Marija worked the following stations on 40m SSB:-

  1. VK5GJ
  2. VK7JON
  3. VK2IO
  4. VK2WWV
  5. VK7FAMP
  6. VK4TJ
  7. VK4/AC8WN
  8. VK4/VE6XT
  9. VK7LTD
  10. VK5FMWW
  11. VK4RF
  12. VK4HA
  13. VK7FRJG

I worked the following stations on 40m SSB:-

  1. VK5GJ
  2. VK7JON
  3. VK2IO
  4. VK2WWV
  5. VK7FAMP
  6. VK4TJ
  7. VK4/AC8WN
  8. VK4/VE6XT
  9. VK7LTD
  10. VK5FMWW
  11. VK4RF
  12. VK4HA
  13. VK7FRJG
  14. VK2GAZ
  15. VK3IRS
  16. VK2AWJ
  17. VK5BJE
  18. VK7KT
  19. VK7MD/m
  20. VK5HS
  21. VK3JP
  22. VK3CA
  23. VK5KSW
  24. VK2YA
  25. VK1WAT
  26. VK3MDH
  27. VK5TW
  28. VK2ZGH
  29. VK2IPK
  30. VK3FJAE
  31. VK2VV
  32. VK3AXK
  33. VK2QH
  34. VK7GG
  35. VK2TM
  36. VK7FGRA
  37. VK3ARH
  38. VK4VXX/2
  39. VK2VW
  40. VK3AWA
  41. VK2GJC
  42. VK7HCK
  43. VK3SS
  44. VK7MPR
  45. VK3GGG
  46. VK3PMG
  47. VK2FANT
  48. VK3OHM
  49. VK3ZPF
  50. VK5KLV
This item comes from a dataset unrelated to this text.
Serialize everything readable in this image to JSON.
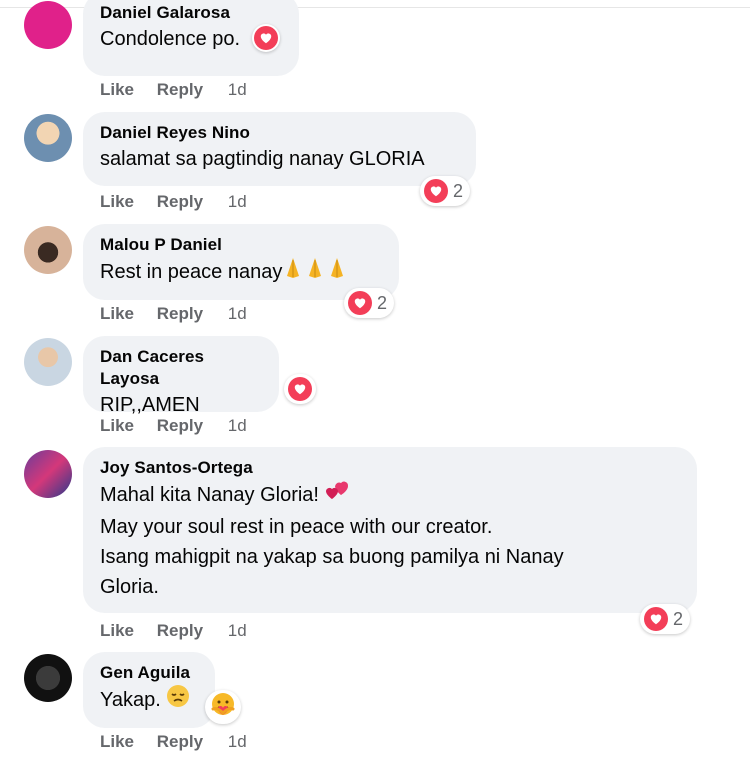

I worked the following stations on 80m SSB:-

  1. VK3SS
  2. VK3ZPF
  3. VK3PF
  4. VK7MPR
  5. VK3UH
  6. VK3SQ



Central Gippsland, 2017, <>, viewed 23rd November 2017

Lakes Entrance, 2017, <>, viewed 23rd November 2017

Parks Victoria, 2014, ‘Gippsland Lakes Coastal Park Visitor Guide’.